In the meantime, something of a Blitz mentality has come out on the island from the wealthy homeowners who are stranded here. What do you do in paradise when you can't even leave the place? The first thing you do, of course, is throw an impromptu pool-side party for those marooned here which is exactly what happened last night after it emerged that it was the birthday of one of the island guests who was due to fly back to London and that they weren't going to make it home to celebrate.

Within a matter of hours a guest list had been assembled, invitations photocopied and delivered to various villas and homes and within a few hours half the island residents (mostly wealthy British and American entrepreneurs along with a former Helmut Newton Swedish super-model who now runs Cecilia's restaurant just across the bay on the mainland which has to be the most glamorous airport beach restaurant in the world – and certainly the only restaurant in the world I have ever visited that boasts its own shower) were assembled around the bar drinking rum punch and champagne. A huge chocolate birthday cake, cooked that afternoon, emerged out of nowhere. </p>

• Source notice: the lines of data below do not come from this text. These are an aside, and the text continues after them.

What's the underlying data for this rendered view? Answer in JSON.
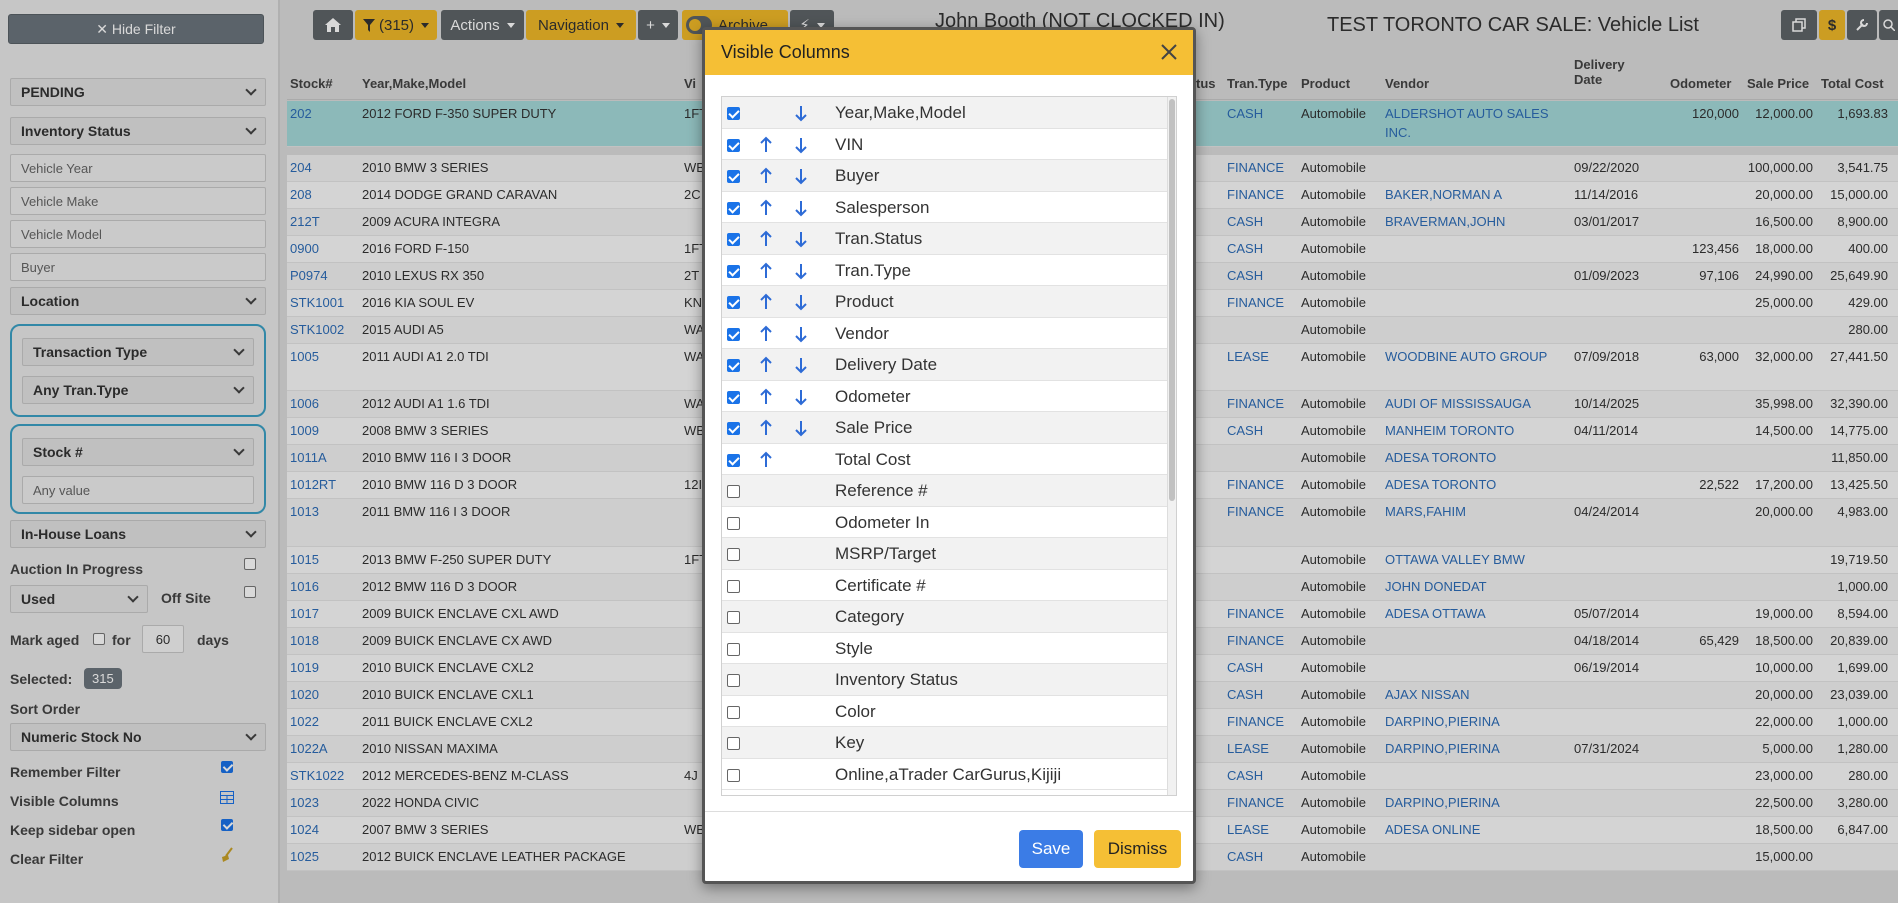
{
  "sidebar": {
    "hide_filter": "✕ Hide Filter",
    "pending": "PENDING",
    "inventory_status": "Inventory Status",
    "vehicle_year": "Vehicle Year",
    "vehicle_make": "Vehicle Make",
    "vehicle_model": "Vehicle Model",
    "buyer": "Buyer",
    "location": "Location",
    "transaction_type": "Transaction Type",
    "any_tran_type": "Any Tran.Type",
    "stock_no": "Stock #",
    "any_value": "Any value",
    "in_house_loans": "In-House Loans",
    "auction_in_progress": "Auction In Progress",
    "used": "Used",
    "off_site": "Off Site",
    "mark_aged": "Mark aged",
    "for": "for",
    "days_value": "60",
    "days": "days",
    "selected_label": "Selected:",
    "selected_count": "315",
    "sort_order": "Sort Order",
    "sort_value": "Numeric Stock No",
    "remember_filter": "Remember Filter",
    "visible_columns": "Visible Columns",
    "keep_sidebar_open": "Keep sidebar open",
    "clear_filter": "Clear Filter"
  },
  "topbar": {
    "filter_count": "(315)",
    "actions": "Actions",
    "navigation": "Navigation",
    "plus": "+",
    "archive": "Archive",
    "user": "John Booth (NOT CLOCKED IN)",
    "page_title": "TEST TORONTO CAR SALE: Vehicle List"
  },
  "table": {
    "headers": {
      "stock": "Stock#",
      "ymm": "Year,Make,Model",
      "vin_partial": "Vi",
      "status_partial": "tus",
      "tran_type": "Tran.Type",
      "product": "Product",
      "vendor": "Vendor",
      "delivery_date_1": "Delivery",
      "delivery_date_2": "Date",
      "odometer": "Odometer",
      "sale_price": "Sale Price",
      "total_cost": "Total Cost"
    },
    "rows": [
      {
        "stock": "202",
        "ymm": "2012 FORD F-350 SUPER DUTY",
        "vin": "1FT",
        "tran": "CASH",
        "product": "Automobile",
        "vendor": "ALDERSHOT AUTO SALES",
        "vendor2": "INC.",
        "date": "",
        "odo": "120,000",
        "price": "12,000.00",
        "cost": "1,693.83"
      },
      {
        "stock": "204",
        "ymm": "2010 BMW 3 SERIES",
        "vin": "WB",
        "tran": "FINANCE",
        "product": "Automobile",
        "vendor": "",
        "vendor2": "",
        "date": "09/22/2020",
        "odo": "",
        "price": "100,000.00",
        "cost": "3,541.75"
      },
      {
        "stock": "208",
        "ymm": "2014 DODGE GRAND CARAVAN",
        "vin": "2C",
        "tran": "FINANCE",
        "product": "Automobile",
        "vendor": "BAKER,NORMAN A",
        "vendor2": "",
        "date": "11/14/2016",
        "odo": "",
        "price": "20,000.00",
        "cost": "15,000.00"
      },
      {
        "stock": "212T",
        "ymm": "2009 ACURA INTEGRA",
        "vin": "",
        "tran": "CASH",
        "product": "Automobile",
        "vendor": "BRAVERMAN,JOHN",
        "vendor2": "",
        "date": "03/01/2017",
        "odo": "",
        "price": "16,500.00",
        "cost": "8,900.00"
      },
      {
        "stock": "0900",
        "ymm": "2016 FORD F-150",
        "vin": "1FT",
        "tran": "CASH",
        "product": "Automobile",
        "vendor": "",
        "vendor2": "",
        "date": "",
        "odo": "123,456",
        "price": "18,000.00",
        "cost": "400.00"
      },
      {
        "stock": "P0974",
        "ymm": "2010 LEXUS RX 350",
        "vin": "2T",
        "tran": "CASH",
        "product": "Automobile",
        "vendor": "",
        "vendor2": "",
        "date": "01/09/2023",
        "odo": "97,106",
        "price": "24,990.00",
        "cost": "25,649.90"
      },
      {
        "stock": "STK1001",
        "ymm": "2016 KIA SOUL EV",
        "vin": "KN",
        "tran": "FINANCE",
        "product": "Automobile",
        "vendor": "",
        "vendor2": "",
        "date": "",
        "odo": "",
        "price": "25,000.00",
        "cost": "429.00"
      },
      {
        "stock": "STK1002",
        "ymm": "2015 AUDI A5",
        "vin": "WA",
        "tran": "",
        "product": "Automobile",
        "vendor": "",
        "vendor2": "",
        "date": "",
        "odo": "",
        "price": "",
        "cost": "280.00"
      },
      {
        "stock": "1005",
        "ymm": "2011 AUDI A1 2.0 TDI",
        "vin": "WA",
        "tran": "LEASE",
        "product": "Automobile",
        "vendor": "WOODBINE AUTO GROUP",
        "vendor2": "",
        "date": "07/09/2018",
        "odo": "63,000",
        "price": "32,000.00",
        "cost": "27,441.50"
      },
      {
        "stock": "1006",
        "ymm": "2012 AUDI A1 1.6 TDI",
        "vin": "WA",
        "tran": "FINANCE",
        "product": "Automobile",
        "vendor": "AUDI OF MISSISSAUGA",
        "vendor2": "",
        "date": "10/14/2025",
        "odo": "",
        "price": "35,998.00",
        "cost": "32,390.00"
      },
      {
        "stock": "1009",
        "ymm": "2008 BMW 3 SERIES",
        "vin": "WB",
        "tran": "CASH",
        "product": "Automobile",
        "vendor": "MANHEIM TORONTO",
        "vendor2": "",
        "date": "04/11/2014",
        "odo": "",
        "price": "14,500.00",
        "cost": "14,775.00"
      },
      {
        "stock": "1011A",
        "ymm": "2010 BMW 116 I 3 DOOR",
        "vin": "",
        "tran": "",
        "product": "Automobile",
        "vendor": "ADESA TORONTO",
        "vendor2": "",
        "date": "",
        "odo": "",
        "price": "",
        "cost": "11,850.00"
      },
      {
        "stock": "1012RT",
        "ymm": "2010 BMW 116 D 3 DOOR",
        "vin": "12I",
        "tran": "FINANCE",
        "product": "Automobile",
        "vendor": "ADESA TORONTO",
        "vendor2": "",
        "date": "",
        "odo": "22,522",
        "price": "17,200.00",
        "cost": "13,425.50"
      },
      {
        "stock": "1013",
        "ymm": "2011 BMW 116 I 3 DOOR",
        "vin": "",
        "tran": "FINANCE",
        "product": "Automobile",
        "vendor": "MARS,FAHIM",
        "vendor2": "",
        "date": "04/24/2014",
        "odo": "",
        "price": "20,000.00",
        "cost": "4,983.00"
      },
      {
        "stock": "1015",
        "ymm": "2013 BMW F-250 SUPER DUTY",
        "vin": "1FT",
        "tran": "",
        "product": "Automobile",
        "vendor": "OTTAWA VALLEY BMW",
        "vendor2": "",
        "date": "",
        "odo": "",
        "price": "",
        "cost": "19,719.50"
      },
      {
        "stock": "1016",
        "ymm": "2012 BMW 116 D 3 DOOR",
        "vin": "",
        "tran": "",
        "product": "Automobile",
        "vendor": "JOHN DONEDAT",
        "vendor2": "",
        "date": "",
        "odo": "",
        "price": "",
        "cost": "1,000.00"
      },
      {
        "stock": "1017",
        "ymm": "2009 BUICK ENCLAVE CXL AWD",
        "vin": "",
        "tran": "FINANCE",
        "product": "Automobile",
        "vendor": "ADESA OTTAWA",
        "vendor2": "",
        "date": "05/07/2014",
        "odo": "",
        "price": "19,000.00",
        "cost": "8,594.00"
      },
      {
        "stock": "1018",
        "ymm": "2009 BUICK ENCLAVE CX AWD",
        "vin": "",
        "tran": "FINANCE",
        "product": "Automobile",
        "vendor": "",
        "vendor2": "",
        "date": "04/18/2014",
        "odo": "65,429",
        "price": "18,500.00",
        "cost": "20,839.00"
      },
      {
        "stock": "1019",
        "ymm": "2010 BUICK ENCLAVE CXL2",
        "vin": "",
        "tran": "CASH",
        "product": "Automobile",
        "vendor": "",
        "vendor2": "",
        "date": "06/19/2014",
        "odo": "",
        "price": "10,000.00",
        "cost": "1,699.00"
      },
      {
        "stock": "1020",
        "ymm": "2010 BUICK ENCLAVE CXL1",
        "vin": "",
        "tran": "CASH",
        "product": "Automobile",
        "vendor": "AJAX NISSAN",
        "vendor2": "",
        "date": "",
        "odo": "",
        "price": "20,000.00",
        "cost": "23,039.00"
      },
      {
        "stock": "1022",
        "ymm": "2011 BUICK ENCLAVE CXL2",
        "vin": "",
        "tran": "FINANCE",
        "product": "Automobile",
        "vendor": "DARPINO,PIERINA",
        "vendor2": "",
        "date": "",
        "odo": "",
        "price": "22,000.00",
        "cost": "1,000.00"
      },
      {
        "stock": "1022A",
        "ymm": "2010 NISSAN MAXIMA",
        "vin": "",
        "tran": "LEASE",
        "product": "Automobile",
        "vendor": "DARPINO,PIERINA",
        "vendor2": "",
        "date": "07/31/2024",
        "odo": "",
        "price": "5,000.00",
        "cost": "1,280.00"
      },
      {
        "stock": "STK1022",
        "ymm": "2012 MERCEDES-BENZ M-CLASS",
        "vin": "4J",
        "tran": "CASH",
        "product": "Automobile",
        "vendor": "",
        "vendor2": "",
        "date": "",
        "odo": "",
        "price": "23,000.00",
        "cost": "280.00"
      },
      {
        "stock": "1023",
        "ymm": "2022 HONDA CIVIC",
        "vin": "",
        "tran": "FINANCE",
        "product": "Automobile",
        "vendor": "DARPINO,PIERINA",
        "vendor2": "",
        "date": "",
        "odo": "",
        "price": "22,500.00",
        "cost": "3,280.00"
      },
      {
        "stock": "1024",
        "ymm": "2007 BMW 3 SERIES",
        "vin": "WB",
        "tran": "LEASE",
        "product": "Automobile",
        "vendor": "ADESA ONLINE",
        "vendor2": "",
        "date": "",
        "odo": "",
        "price": "18,500.00",
        "cost": "6,847.00"
      },
      {
        "stock": "1025",
        "ymm": "2012 BUICK ENCLAVE LEATHER PACKAGE",
        "vin": "",
        "tran": "CASH",
        "product": "Automobile",
        "vendor": "",
        "vendor2": "",
        "date": "",
        "odo": "",
        "price": "15,000.00",
        "cost": ""
      }
    ]
  },
  "modal": {
    "title": "Visible Columns",
    "save": "Save",
    "dismiss": "Dismiss",
    "columns": [
      {
        "label": "Year,Make,Model",
        "checked": true,
        "up": false,
        "down": true
      },
      {
        "label": "VIN",
        "checked": true,
        "up": true,
        "down": true
      },
      {
        "label": "Buyer",
        "checked": true,
        "up": true,
        "down": true
      },
      {
        "label": "Salesperson",
        "checked": true,
        "up": true,
        "down": true
      },
      {
        "label": "Tran.Status",
        "checked": true,
        "up": true,
        "down": true
      },
      {
        "label": "Tran.Type",
        "checked": true,
        "up": true,
        "down": true
      },
      {
        "label": "Product",
        "checked": true,
        "up": true,
        "down": true
      },
      {
        "label": "Vendor",
        "checked": true,
        "up": true,
        "down": true
      },
      {
        "label": "Delivery Date",
        "checked": true,
        "up": true,
        "down": true
      },
      {
        "label": "Odometer",
        "checked": true,
        "up": true,
        "down": true
      },
      {
        "label": "Sale Price",
        "checked": true,
        "up": true,
        "down": true
      },
      {
        "label": "Total Cost",
        "checked": true,
        "up": true,
        "down": false
      },
      {
        "label": "Reference #",
        "checked": false,
        "up": false,
        "down": false
      },
      {
        "label": "Odometer In",
        "checked": false,
        "up": false,
        "down": false
      },
      {
        "label": "MSRP/Target",
        "checked": false,
        "up": false,
        "down": false
      },
      {
        "label": "Certificate #",
        "checked": false,
        "up": false,
        "down": false
      },
      {
        "label": "Category",
        "checked": false,
        "up": false,
        "down": false
      },
      {
        "label": "Style",
        "checked": false,
        "up": false,
        "down": false
      },
      {
        "label": "Inventory Status",
        "checked": false,
        "up": false,
        "down": false
      },
      {
        "label": "Color",
        "checked": false,
        "up": false,
        "down": false
      },
      {
        "label": "Key",
        "checked": false,
        "up": false,
        "down": false
      },
      {
        "label": "Online,aTrader CarGurus,Kijiji",
        "checked": false,
        "up": false,
        "down": false
      }
    ]
  },
  "colors": {
    "accent_yellow": "#f5bf35",
    "link_blue": "#2d6db8",
    "save_blue": "#3b7ce6",
    "highlight_row": "#a5dada"
  }
}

I have known Piers Morgan ever since we first met at the Eden Roc Hotel at the Cannes Film Festival in 1991. In the hotel bushes to be exact. During the party, Piers said that he had heard on the news that the last time this volcano had erupted in 1821, it had bellowed out volcanic ash for about a year afterwards. At which point his nine year old son interjected: “Does that mean we could be here for another year?”. If so, I can see an entertaining reality TV show in the making.



 

FOLLOW US ON